So here we are on reddit. The /r/keto subreddit is very popular and there are many folks who post success stories, before/after photos. Just about every post that makes it to the front page about obesity, diet, or weight loss inevitably has a low-carb proponent mentioning how much weight they loss or suggesting that someone read about how what the medical community seems to accept as true about obesity and diet are all false and we should be eating lots of fat and few carbohydrates. These posts are often upvoted and unchallenged.
Science doesn't work the way a lot of folks in the low carb and paleo communities think it does. It's not about a bunch of folks who just blindly accept scientific dogma, who are easily disproved by anecdotal evidence. It's not about people just not accepting or understanding a couple of folks who have published their own books directly to the public. It's about doing the hard science. About looking at the preponderance of the evidence.

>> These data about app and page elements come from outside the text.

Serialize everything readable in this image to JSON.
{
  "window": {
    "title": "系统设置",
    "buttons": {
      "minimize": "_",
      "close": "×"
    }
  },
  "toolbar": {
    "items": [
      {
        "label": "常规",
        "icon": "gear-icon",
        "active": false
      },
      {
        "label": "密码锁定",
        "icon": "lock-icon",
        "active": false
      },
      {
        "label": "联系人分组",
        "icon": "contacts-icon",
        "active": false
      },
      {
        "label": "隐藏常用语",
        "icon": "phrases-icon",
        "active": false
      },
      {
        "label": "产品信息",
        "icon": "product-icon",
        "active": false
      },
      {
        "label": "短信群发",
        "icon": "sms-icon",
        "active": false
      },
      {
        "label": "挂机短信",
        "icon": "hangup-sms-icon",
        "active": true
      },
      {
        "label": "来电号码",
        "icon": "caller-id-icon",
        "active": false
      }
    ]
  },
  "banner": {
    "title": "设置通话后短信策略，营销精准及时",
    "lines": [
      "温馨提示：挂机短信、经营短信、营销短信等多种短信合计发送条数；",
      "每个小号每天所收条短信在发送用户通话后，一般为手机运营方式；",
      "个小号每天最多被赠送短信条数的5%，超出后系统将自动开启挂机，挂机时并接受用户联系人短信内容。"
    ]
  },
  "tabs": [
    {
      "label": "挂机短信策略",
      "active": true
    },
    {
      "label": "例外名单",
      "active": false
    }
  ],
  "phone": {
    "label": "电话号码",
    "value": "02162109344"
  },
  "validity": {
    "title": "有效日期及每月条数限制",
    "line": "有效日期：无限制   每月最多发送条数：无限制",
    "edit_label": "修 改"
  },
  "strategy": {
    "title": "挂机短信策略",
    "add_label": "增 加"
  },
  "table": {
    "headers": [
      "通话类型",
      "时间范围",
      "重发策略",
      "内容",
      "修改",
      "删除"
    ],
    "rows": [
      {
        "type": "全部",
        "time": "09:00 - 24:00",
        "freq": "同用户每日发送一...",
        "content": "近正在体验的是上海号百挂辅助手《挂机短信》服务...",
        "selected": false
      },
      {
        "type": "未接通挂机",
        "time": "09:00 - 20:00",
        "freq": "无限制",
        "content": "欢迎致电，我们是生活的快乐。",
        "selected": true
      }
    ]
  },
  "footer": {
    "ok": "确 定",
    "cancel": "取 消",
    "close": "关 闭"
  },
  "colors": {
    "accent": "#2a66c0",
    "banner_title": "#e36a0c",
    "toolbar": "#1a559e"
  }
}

Thus far, the quantity and quality of the studies and research done on the low carbohydrate diets popularized at the turn of the last century is still not good enough to recommend that the general population gorge on fat and protein.